Even more recently, in 2010, with the Dow trading at about 10000, a 100-point move meant the market jumped (or fell) 1%. Not quite the jolt it was in 1982, but still worth noticing. Today, however, with the Dow Jones Industrial Average at 22300 (over 10-times its level a generation ago), a 100-point move is mostly noise, indicating only a 0.45% change. To help bring this into perspective: in 1987, the stock market crashed by 22.6% when it fell 508 points in a single day. Today, a 508-point move would be about 2.3%—a sizeable move, certainly, but hardly what anyone would call a crash.

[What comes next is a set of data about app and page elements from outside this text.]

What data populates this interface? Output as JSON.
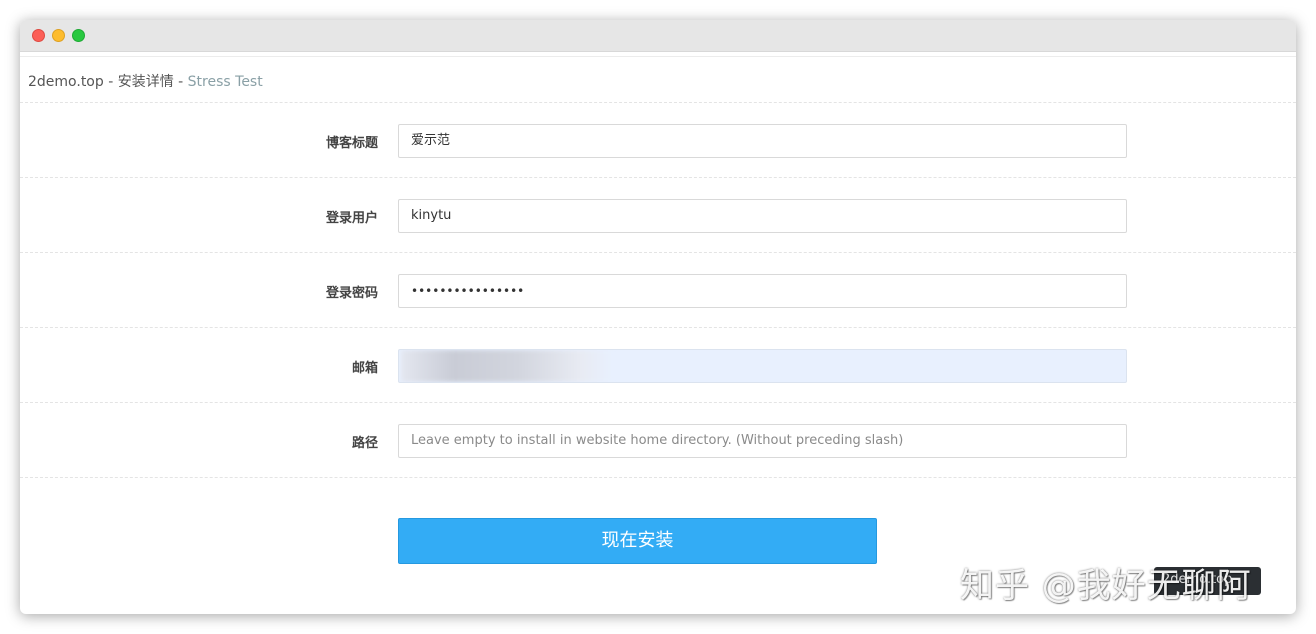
{
  "breadcrumb": {
    "site": "2demo.top",
    "sep1": " - ",
    "page": "安装详情",
    "sep2": " - ",
    "current": "Stress Test"
  },
  "form": {
    "blog_title": {
      "label": "博客标题",
      "value": "爱示范"
    },
    "login_user": {
      "label": "登录用户",
      "value": "kinytu"
    },
    "login_password": {
      "label": "登录密码",
      "value": "••••••••••••••••"
    },
    "email": {
      "label": "邮箱",
      "value": ""
    },
    "path": {
      "label": "路径",
      "placeholder": "Leave empty to install in website home directory. (Without preceding slash)"
    }
  },
  "install_button": "现在安装",
  "tooltip": "2demo.top",
  "watermark": "知乎 @我好无聊阿",
  "colors": {
    "accent": "#33acf5",
    "autofill_bg": "#e8f0fe",
    "breadcrumb_current": "#8aa0a6"
  }
}
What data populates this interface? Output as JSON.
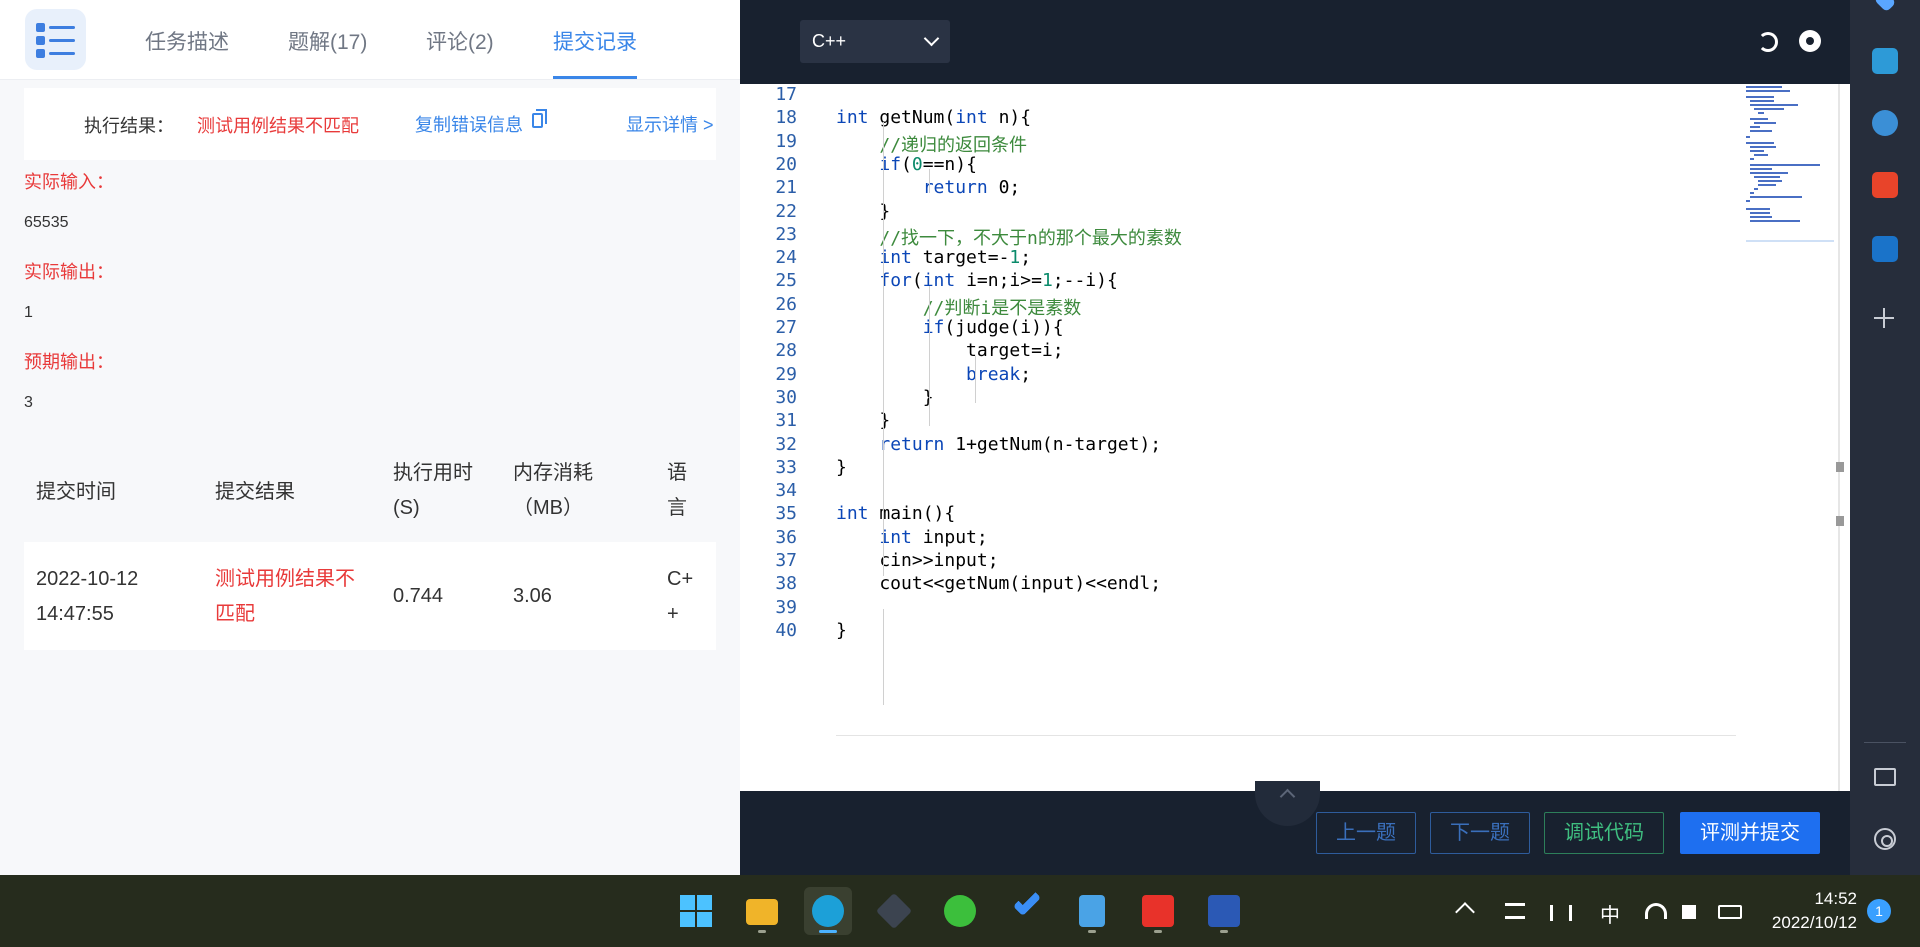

With the stock market’s volatility at record lows, it’s easy to forget how common a 100-point move actually is. This year, the Dow Jones has had over 30 days with 100-point moves. And that is among the fewest in five years, even with the declining impact as the market continues its upward climb. So when you hear the media get excited about a 100-point move in the Dow, remember what this really means—that the media is trying to get your attention, not necessarily that anything important is going on in the market.